[Page and application data records]
---

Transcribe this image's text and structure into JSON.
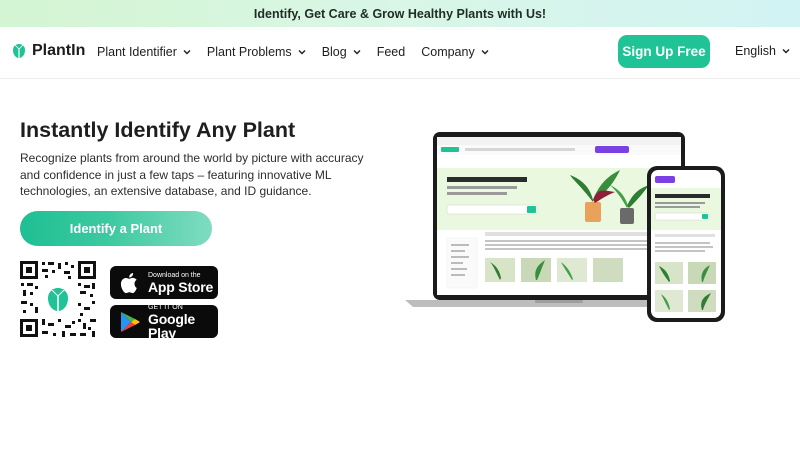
{
  "banner": {
    "text": "Identify, Get Care & Grow Healthy Plants with Us!"
  },
  "nav": {
    "logo_text": "PlantIn",
    "items": [
      {
        "label": "Plant Identifier",
        "has_dropdown": true
      },
      {
        "label": "Plant Problems",
        "has_dropdown": true
      },
      {
        "label": "Blog",
        "has_dropdown": true
      },
      {
        "label": "Feed",
        "has_dropdown": false
      },
      {
        "label": "Company",
        "has_dropdown": true
      }
    ],
    "signup_label": "Sign Up Free",
    "language": "English"
  },
  "hero": {
    "title": "Instantly Identify Any Plant",
    "description": "Recognize plants from around the world by picture with accuracy and confidence in just a few taps – featuring innovative ML technologies, an extensive database, and ID guidance.",
    "cta_label": "Identify a Plant"
  },
  "stores": {
    "apple_small": "Download on the",
    "apple_big": "App Store",
    "google_small": "GET IT ON",
    "google_big": "Google Play"
  },
  "colors": {
    "accent": "#1fc396",
    "purple": "#7b3fe4"
  }
}
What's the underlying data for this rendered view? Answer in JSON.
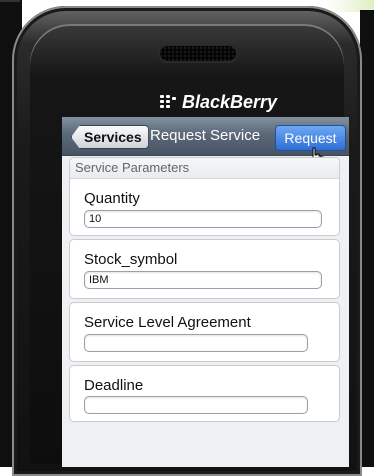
{
  "brand": {
    "name": "BlackBerry"
  },
  "navbar": {
    "back_label": "Services",
    "title": "Request Service",
    "action_label": "Request"
  },
  "form": {
    "section_header": "Service Parameters",
    "fields": [
      {
        "label": "Quantity",
        "value": "10"
      },
      {
        "label": "Stock_symbol",
        "value": "IBM"
      },
      {
        "label": "Service Level Agreement",
        "value": ""
      },
      {
        "label": "Deadline",
        "value": ""
      }
    ]
  },
  "colors": {
    "navbar": "#5b6878",
    "action_button": "#2f6fd6",
    "screen_background": "#eef0f2"
  }
}
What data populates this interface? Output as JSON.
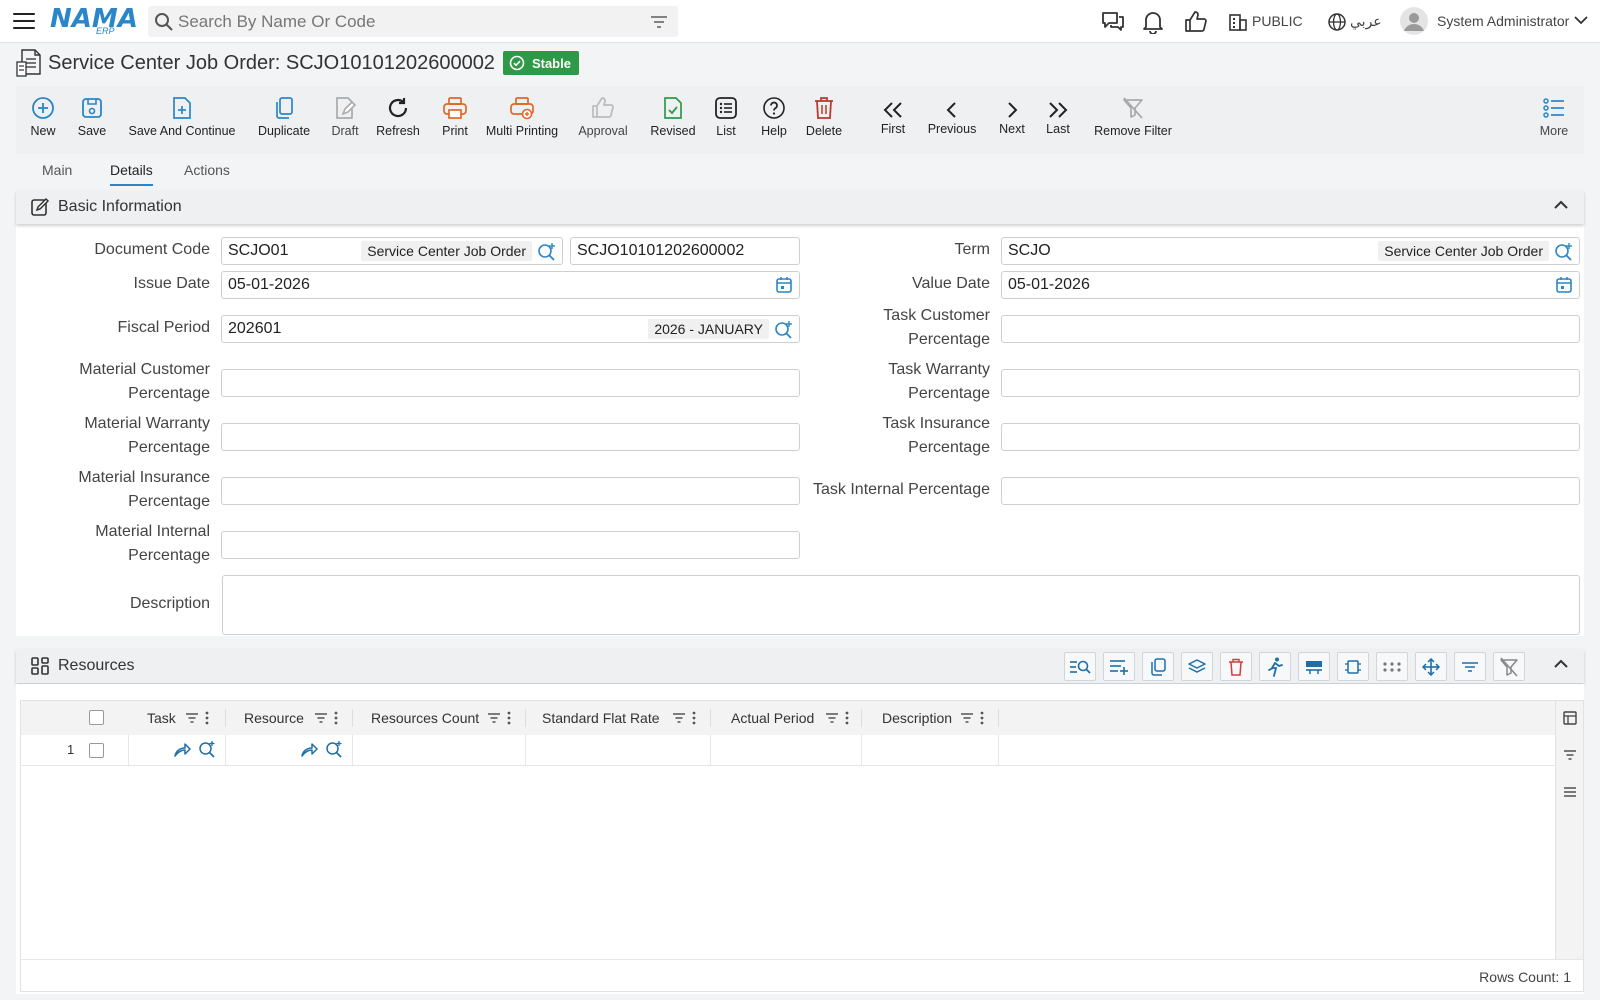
{
  "header": {
    "logo": "NAMA",
    "logo_sub": "ERP",
    "search_placeholder": "Search By Name Or Code",
    "branch": "PUBLIC",
    "language": "عربي",
    "user": "System Administrator"
  },
  "page": {
    "title": "Service Center Job Order: SCJO10101202600002",
    "status": "Stable"
  },
  "toolbar": {
    "new": "New",
    "save": "Save",
    "save_continue": "Save And Continue",
    "duplicate": "Duplicate",
    "draft": "Draft",
    "refresh": "Refresh",
    "print": "Print",
    "multi_printing": "Multi Printing",
    "approval": "Approval",
    "revised": "Revised",
    "list": "List",
    "help": "Help",
    "delete": "Delete",
    "first": "First",
    "previous": "Previous",
    "next": "Next",
    "last": "Last",
    "remove_filter": "Remove Filter",
    "more": "More"
  },
  "tabs": [
    "Main",
    "Details",
    "Actions"
  ],
  "basic_info": {
    "title": "Basic Information",
    "document_code_label": "Document Code",
    "document_code": "SCJO01",
    "document_code_tag": "Service Center Job Order",
    "document_number": "SCJO10101202600002",
    "term_label": "Term",
    "term": "SCJO",
    "term_tag": "Service Center Job Order",
    "issue_date_label": "Issue Date",
    "issue_date": "05-01-2026",
    "value_date_label": "Value Date",
    "value_date": "05-01-2026",
    "fiscal_period_label": "Fiscal Period",
    "fiscal_period": "202601",
    "fiscal_period_tag": "2026 - JANUARY",
    "task_customer_label_1": "Task Customer",
    "task_customer_label_2": "Percentage",
    "material_customer_label_1": "Material Customer",
    "material_customer_label_2": "Percentage",
    "task_warranty_label_1": "Task Warranty",
    "task_warranty_label_2": "Percentage",
    "material_warranty_label_1": "Material Warranty",
    "material_warranty_label_2": "Percentage",
    "task_insurance_label_1": "Task Insurance",
    "task_insurance_label_2": "Percentage",
    "material_insurance_label_1": "Material Insurance",
    "material_insurance_label_2": "Percentage",
    "task_internal_label": "Task Internal Percentage",
    "material_internal_label_1": "Material Internal",
    "material_internal_label_2": "Percentage",
    "description_label": "Description"
  },
  "resources": {
    "title": "Resources",
    "columns": [
      "Task",
      "Resource",
      "Resources Count",
      "Standard Flat Rate",
      "Actual Period",
      "Description"
    ],
    "row_number": "1",
    "rows_count": "Rows Count: 1"
  }
}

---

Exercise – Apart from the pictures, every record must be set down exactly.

Task solution –
Transcribe this image's text and structure into JSON.
{
  "banner": {
    "text": "Identify, Get Care & Grow Healthy Plants with Us!"
  },
  "nav": {
    "logo_text": "PlantIn",
    "items": [
      {
        "label": "Plant Identifier",
        "has_dropdown": true
      },
      {
        "label": "Plant Problems",
        "has_dropdown": true
      },
      {
        "label": "Blog",
        "has_dropdown": true
      },
      {
        "label": "Feed",
        "has_dropdown": false
      },
      {
        "label": "Company",
        "has_dropdown": true
      }
    ],
    "signup_label": "Sign Up Free",
    "language": "English"
  },
  "hero": {
    "title": "Instantly Identify Any Plant",
    "description": "Recognize plants from around the world by picture with accuracy and confidence in just a few taps – featuring innovative ML technologies, an extensive database, and ID guidance.",
    "cta_label": "Identify a Plant"
  },
  "stores": {
    "apple_small": "Download on the",
    "apple_big": "App Store",
    "google_small": "GET IT ON",
    "google_big": "Google Play"
  },
  "colors": {
    "accent": "#1fc396",
    "purple": "#7b3fe4"
  }
}
What's the underlying data for this rendered view? Answer in JSON.
{
  "brand": {
    "name": "BlackBerry"
  },
  "navbar": {
    "back_label": "Services",
    "title": "Request Service",
    "action_label": "Request"
  },
  "form": {
    "section_header": "Service Parameters",
    "fields": [
      {
        "label": "Quantity",
        "value": "10"
      },
      {
        "label": "Stock_symbol",
        "value": "IBM"
      },
      {
        "label": "Service Level Agreement",
        "value": ""
      },
      {
        "label": "Deadline",
        "value": ""
      }
    ]
  },
  "colors": {
    "navbar": "#5b6878",
    "action_button": "#2f6fd6",
    "screen_background": "#eef0f2"
  }
}
What data populates this interface? Output as JSON.
{
  "header": {
    "logo": "NAMA",
    "logo_sub": "ERP",
    "search_placeholder": "Search By Name Or Code",
    "branch": "PUBLIC",
    "language": "عربي",
    "user": "System Administrator"
  },
  "page": {
    "title": "Service Center Job Order: SCJO10101202600002",
    "status": "Stable"
  },
  "toolbar": {
    "new": "New",
    "save": "Save",
    "save_continue": "Save And Continue",
    "duplicate": "Duplicate",
    "draft": "Draft",
    "refresh": "Refresh",
    "print": "Print",
    "multi_printing": "Multi Printing",
    "approval": "Approval",
    "revised": "Revised",
    "list": "List",
    "help": "Help",
    "delete": "Delete",
    "first": "First",
    "previous": "Previous",
    "next": "Next",
    "last": "Last",
    "remove_filter": "Remove Filter",
    "more": "More"
  },
  "tabs": [
    "Main",
    "Details",
    "Actions"
  ],
  "basic_info": {
    "title": "Basic Information",
    "document_code_label": "Document Code",
    "document_code": "SCJO01",
    "document_code_tag": "Service Center Job Order",
    "document_number": "SCJO10101202600002",
    "term_label": "Term",
    "term": "SCJO",
    "term_tag": "Service Center Job Order",
    "issue_date_label": "Issue Date",
    "issue_date": "05-01-2026",
    "value_date_label": "Value Date",
    "value_date": "05-01-2026",
    "fiscal_period_label": "Fiscal Period",
    "fiscal_period": "202601",
    "fiscal_period_tag": "2026 - JANUARY",
    "task_customer_label_1": "Task Customer",
    "task_customer_label_2": "Percentage",
    "material_customer_label_1": "Material Customer",
    "material_customer_label_2": "Percentage",
    "task_warranty_label_1": "Task Warranty",
    "task_warranty_label_2": "Percentage",
    "material_warranty_label_1": "Material Warranty",
    "material_warranty_label_2": "Percentage",
    "task_insurance_label_1": "Task Insurance",
    "task_insurance_label_2": "Percentage",
    "material_insurance_label_1": "Material Insurance",
    "material_insurance_label_2": "Percentage",
    "task_internal_label": "Task Internal Percentage",
    "material_internal_label_1": "Material Internal",
    "material_internal_label_2": "Percentage",
    "description_label": "Description"
  },
  "resources": {
    "title": "Resources",
    "columns": [
      "Task",
      "Resource",
      "Resources Count",
      "Standard Flat Rate",
      "Actual Period",
      "Description"
    ],
    "row_number": "1",
    "rows_count": "Rows Count: 1"
  }
}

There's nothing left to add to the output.